• About this exercise: Return a copy of every line in the records that includes the word "icon".

• Provided entries:
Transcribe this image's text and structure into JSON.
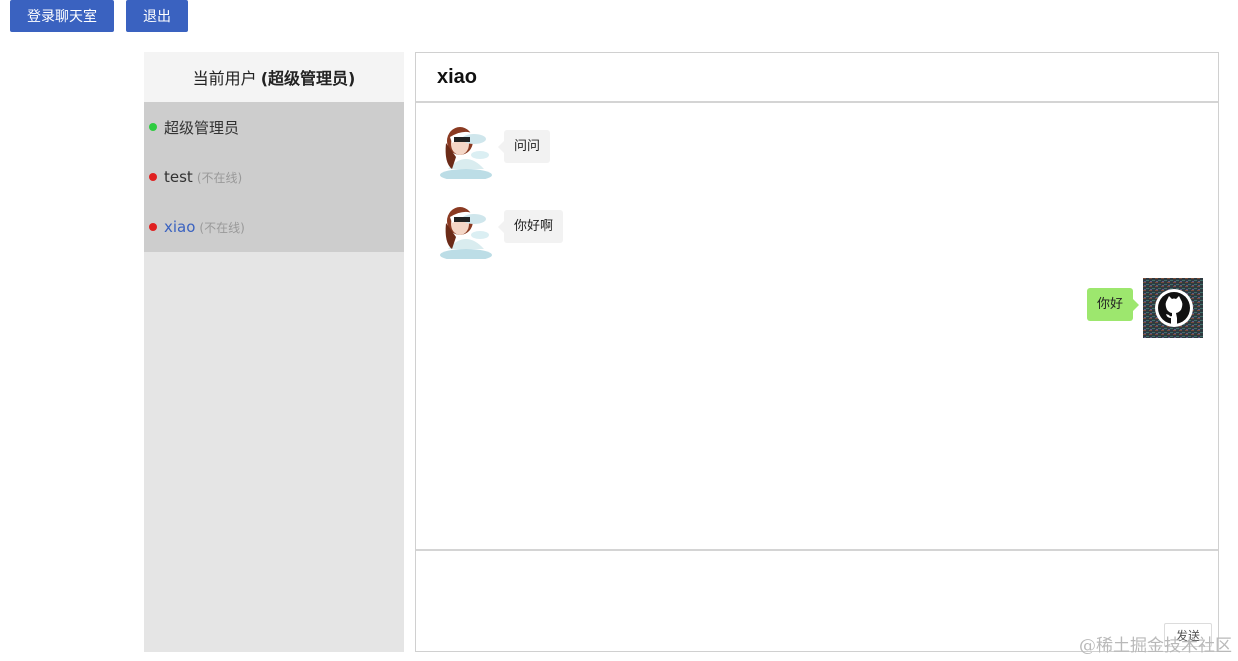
{
  "header": {
    "login_label": "登录聊天室",
    "logout_label": "退出"
  },
  "sidebar": {
    "current_user_prefix": "当前用户",
    "current_user_name": "(超级管理员)",
    "users": [
      {
        "name": "超级管理员",
        "status": "",
        "online": true
      },
      {
        "name": "test",
        "status": "(不在线)",
        "online": false
      },
      {
        "name": "xiao",
        "status": "(不在线)",
        "online": false
      }
    ]
  },
  "chat": {
    "title": "xiao",
    "messages": [
      {
        "from": "other",
        "text": "问问",
        "avatar": "girl-avatar-icon"
      },
      {
        "from": "other",
        "text": "你好啊",
        "avatar": "girl-avatar-icon"
      },
      {
        "from": "self",
        "text": "你好",
        "avatar": "github-avatar-icon"
      }
    ],
    "input_value": "",
    "send_label": "发送"
  },
  "watermark": "@稀土掘金技术社区",
  "colors": {
    "primary": "#3a62c0",
    "online": "#2ecc40",
    "offline": "#e02020",
    "self_bubble": "#9de76e",
    "other_bubble": "#f2f2f2"
  }
}
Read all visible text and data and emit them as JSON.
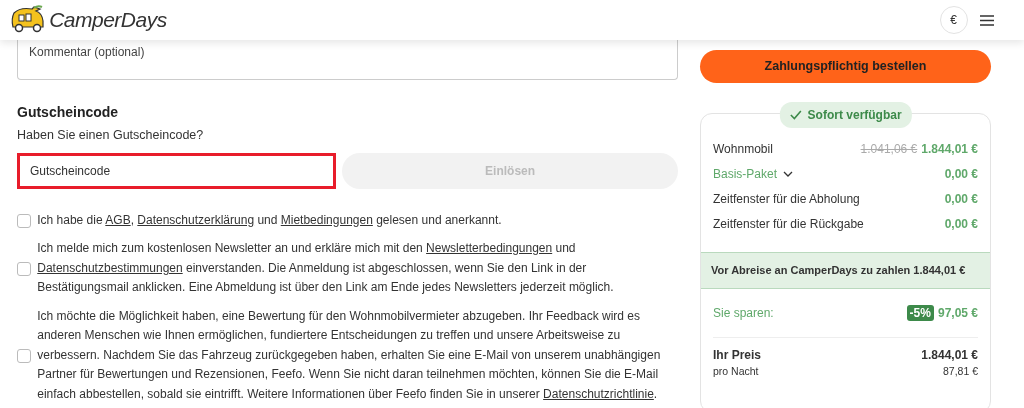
{
  "header": {
    "logo_text": "CamperDays",
    "currency_button": "€"
  },
  "comment": {
    "placeholder": "Kommentar (optional)"
  },
  "voucher": {
    "title": "Gutscheincode",
    "subtitle": "Haben Sie einen Gutscheincode?",
    "placeholder": "Gutscheincode",
    "highlighted": true,
    "button": "Einlösen",
    "button_disabled": true
  },
  "consents": [
    {
      "checked": false,
      "parts": [
        {
          "text": "Ich habe die "
        },
        {
          "text": "AGB",
          "link": true
        },
        {
          "text": ", "
        },
        {
          "text": "Datenschutzerklärung",
          "link": true
        },
        {
          "text": " und "
        },
        {
          "text": "Mietbedingungen",
          "link": true
        },
        {
          "text": " gelesen und anerkannt."
        }
      ]
    },
    {
      "checked": false,
      "parts": [
        {
          "text": "Ich melde mich zum kostenlosen Newsletter an und erkläre mich mit den "
        },
        {
          "text": "Newsletterbedingungen",
          "link": true
        },
        {
          "text": " und "
        },
        {
          "text": "Datenschutzbestimmungen",
          "link": true
        },
        {
          "text": " einverstanden. Die Anmeldung ist abgeschlossen, wenn Sie den Link in der Bestätigungsmail anklicken. Eine Abmeldung ist über den Link am Ende jedes Newsletters jederzeit möglich."
        }
      ]
    },
    {
      "checked": false,
      "parts": [
        {
          "text": "Ich möchte die Möglichkeit haben, eine Bewertung für den Wohnmobilvermieter abzugeben. Ihr Feedback wird es anderen Menschen wie Ihnen ermöglichen, fundiertere Entscheidungen zu treffen und unsere Arbeitsweise zu verbessern. Nachdem Sie das Fahrzeug zurückgegeben haben, erhalten Sie eine E-Mail von unserem unabhängigen Partner für Bewertungen und Rezensionen, Feefo. Wenn Sie nicht daran teilnehmen möchten, können Sie die E-Mail einfach abbestellen, sobald sie eintrifft. Weitere Informationen über Feefo finden Sie in unserer "
        },
        {
          "text": "Datenschutzrichtlinie",
          "link": true
        },
        {
          "text": "."
        }
      ]
    }
  ],
  "order_button": "Zahlungspflichtig bestellen",
  "summary": {
    "badge": "Sofort verfügbar",
    "lines": [
      {
        "label": "Wohnmobil",
        "old_price": "1.041,06 €",
        "price": "1.844,01 €"
      },
      {
        "label": "Basis-Paket",
        "price": "0,00 €",
        "expandable": true
      },
      {
        "label": "Zeitfenster für die Abholung",
        "price": "0,00 €"
      },
      {
        "label": "Zeitfenster für die Rückgabe",
        "price": "0,00 €"
      }
    ],
    "pay_text": "Vor Abreise an CamperDays zu zahlen 1.844,01 €",
    "savings": {
      "label": "Sie sparen:",
      "discount": "-5%",
      "amount": "97,05 €"
    },
    "total": {
      "label": "Ihr Preis",
      "price": "1.844,01 €",
      "per_night_label": "pro Nacht",
      "per_night": "87,81 €"
    }
  }
}
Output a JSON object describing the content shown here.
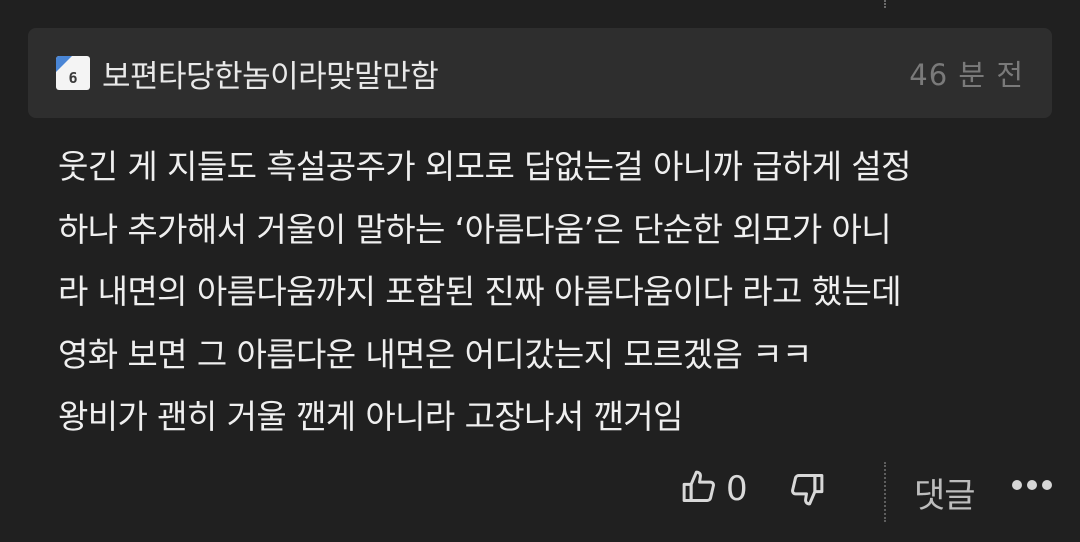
{
  "comment": {
    "level_badge": "6",
    "author": "보편타당한놈이라맞말만함",
    "time": "46 분 전",
    "lines": [
      "웃긴 게 지들도 흑설공주가 외모로 답없는걸 아니까 급하게 설정",
      "하나 추가해서 거울이 말하는 ‘아름다움’은 단순한 외모가 아니",
      "라 내면의 아름다움까지 포함된 진짜 아름다움이다 라고 했는데",
      "영화 보면 그 아름다운 내면은 어디갔는지 모르겠음 ㅋㅋ",
      "왕비가 괜히 거울 깬게 아니라 고장나서 깬거임"
    ]
  },
  "actions": {
    "like_icon": "thumbs-up-icon",
    "like_count": "0",
    "dislike_icon": "thumbs-down-icon",
    "reply_label": "댓글",
    "more_icon": "more-dots-icon"
  },
  "colors": {
    "background": "#202020",
    "header_background": "#2e2e2e",
    "badge_accent": "#4a86d6"
  }
}
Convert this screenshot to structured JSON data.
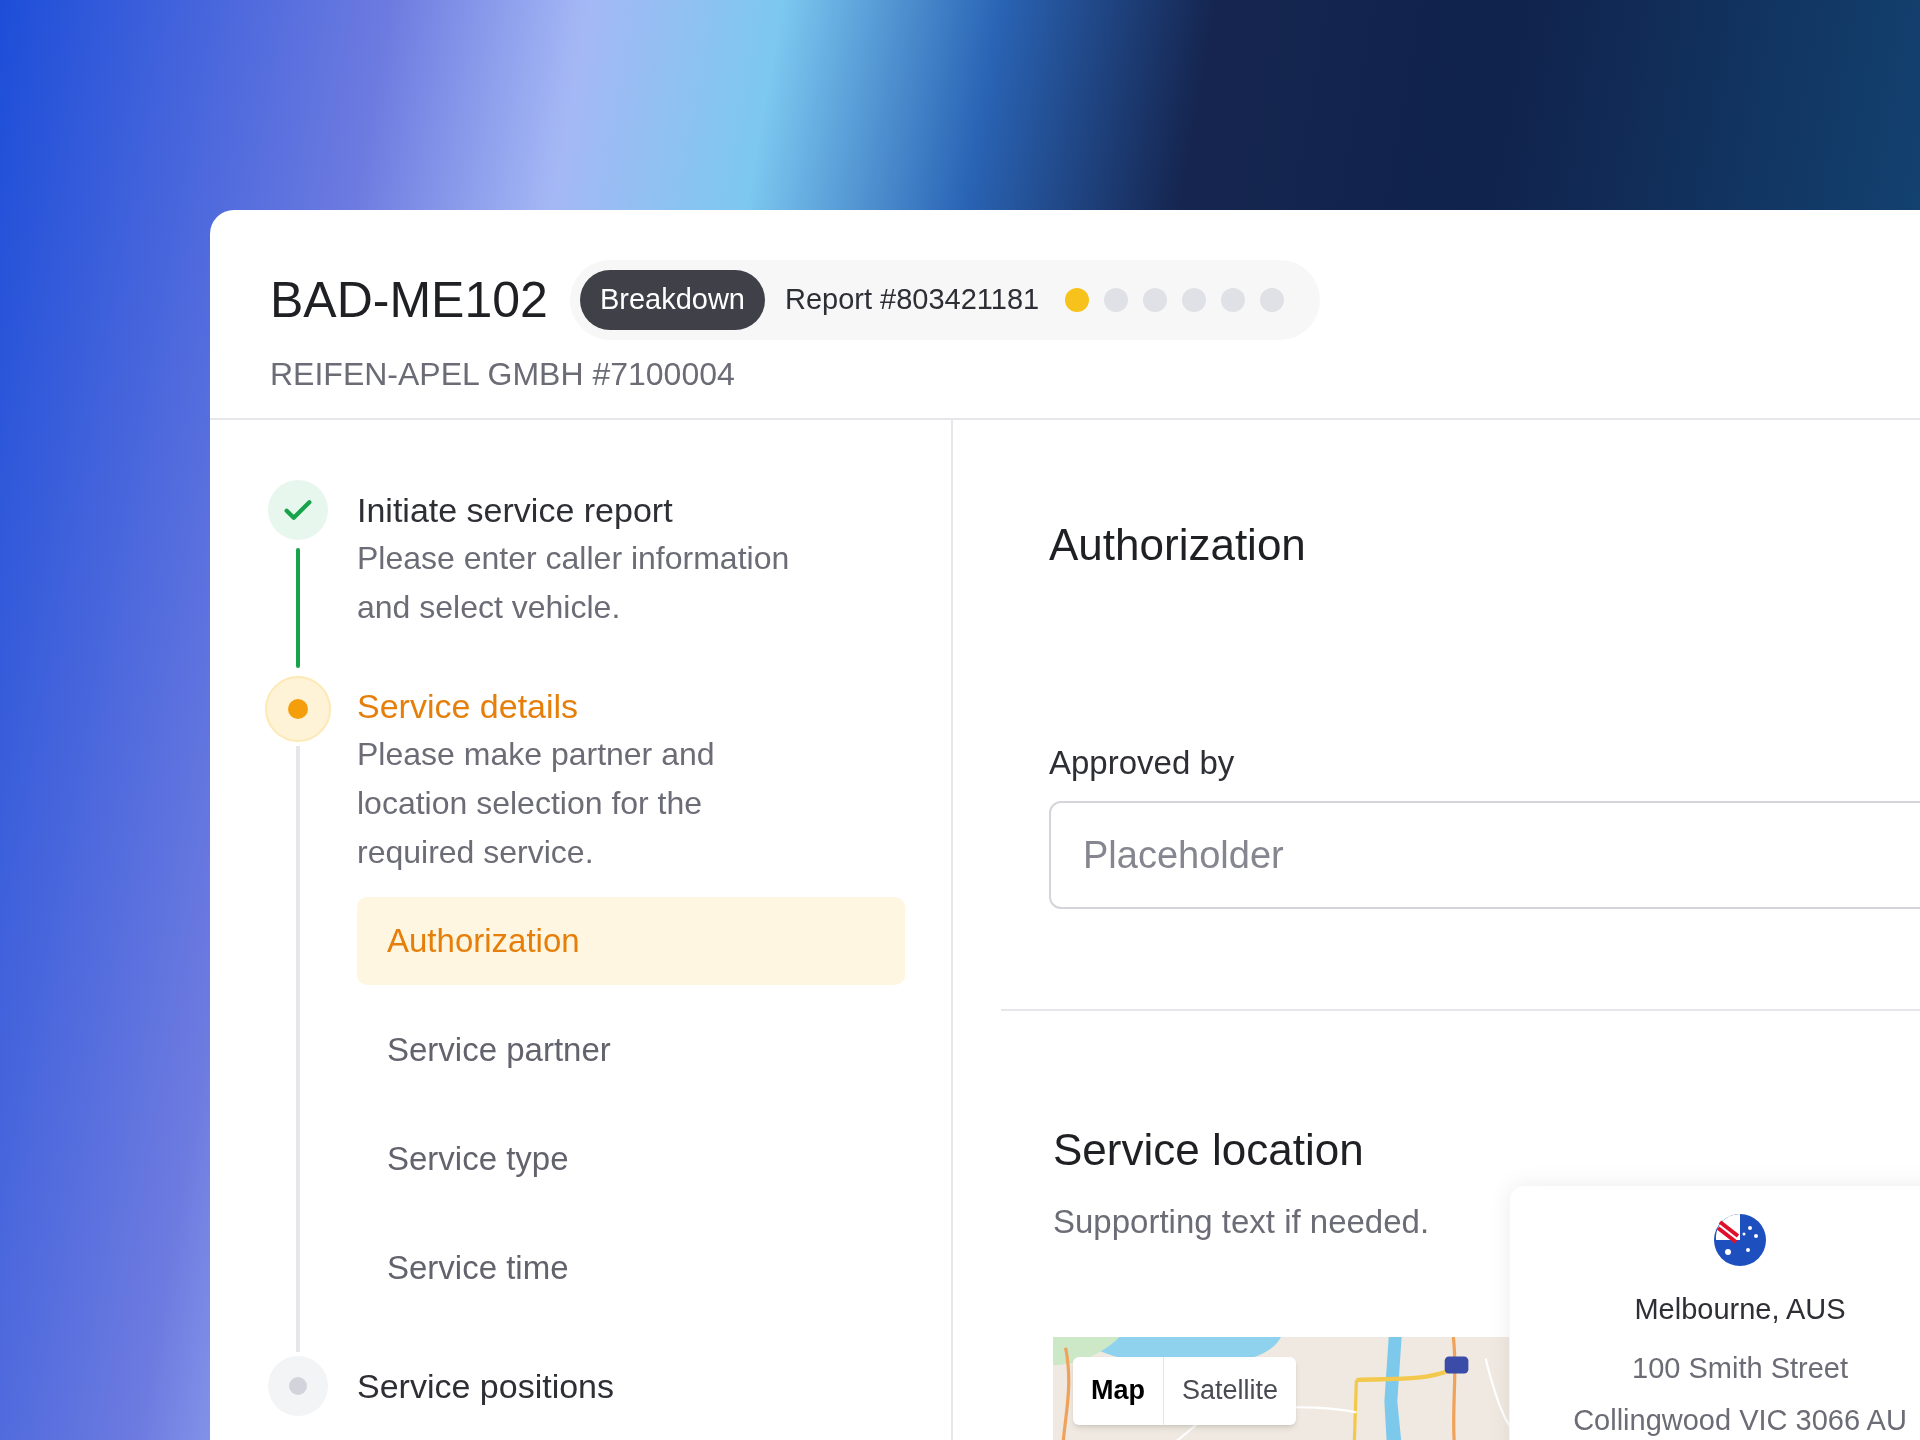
{
  "header": {
    "title": "BAD-ME102",
    "badge": "Breakdown",
    "report": "Report #803421181",
    "progress_dots": [
      {
        "active": true
      },
      {
        "active": false
      },
      {
        "active": false
      },
      {
        "active": false
      },
      {
        "active": false
      },
      {
        "active": false
      }
    ],
    "subtitle": "REIFEN-APEL GMBH #7100004"
  },
  "steps": [
    {
      "kind": "completed",
      "title": "Initiate service report",
      "description": "Please enter caller information and select vehicle."
    },
    {
      "kind": "current",
      "title": "Service details",
      "description": "Please make partner and location selection for the required service.",
      "substeps": [
        {
          "label": "Authorization",
          "selected": true
        },
        {
          "label": "Service partner",
          "selected": false
        },
        {
          "label": "Service type",
          "selected": false
        },
        {
          "label": "Service time",
          "selected": false
        }
      ]
    },
    {
      "kind": "upcoming",
      "title": "Service positions"
    }
  ],
  "authorization": {
    "heading": "Authorization",
    "field_label": "Approved by",
    "placeholder": "Placeholder"
  },
  "service_location": {
    "heading": "Service location",
    "supporting_text": "Supporting text if needed.",
    "map_types": [
      {
        "label": "Map",
        "selected": true
      },
      {
        "label": "Satellite",
        "selected": false
      }
    ],
    "location_card": {
      "city": "Melbourne, AUS",
      "street": "100 Smith Street",
      "locality": "Collingwood VIC 3066 AU"
    }
  }
}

• Exercise result:
        "avatar": "girl-avatar-icon"
        "avatar": "girl-avatar-icon"
        "avatar": "github-avatar-icon"
    "like_icon": "thumbs-up-icon",
    "dislike_icon": "thumbs-down-icon",
    "more_icon": "more-dots-icon"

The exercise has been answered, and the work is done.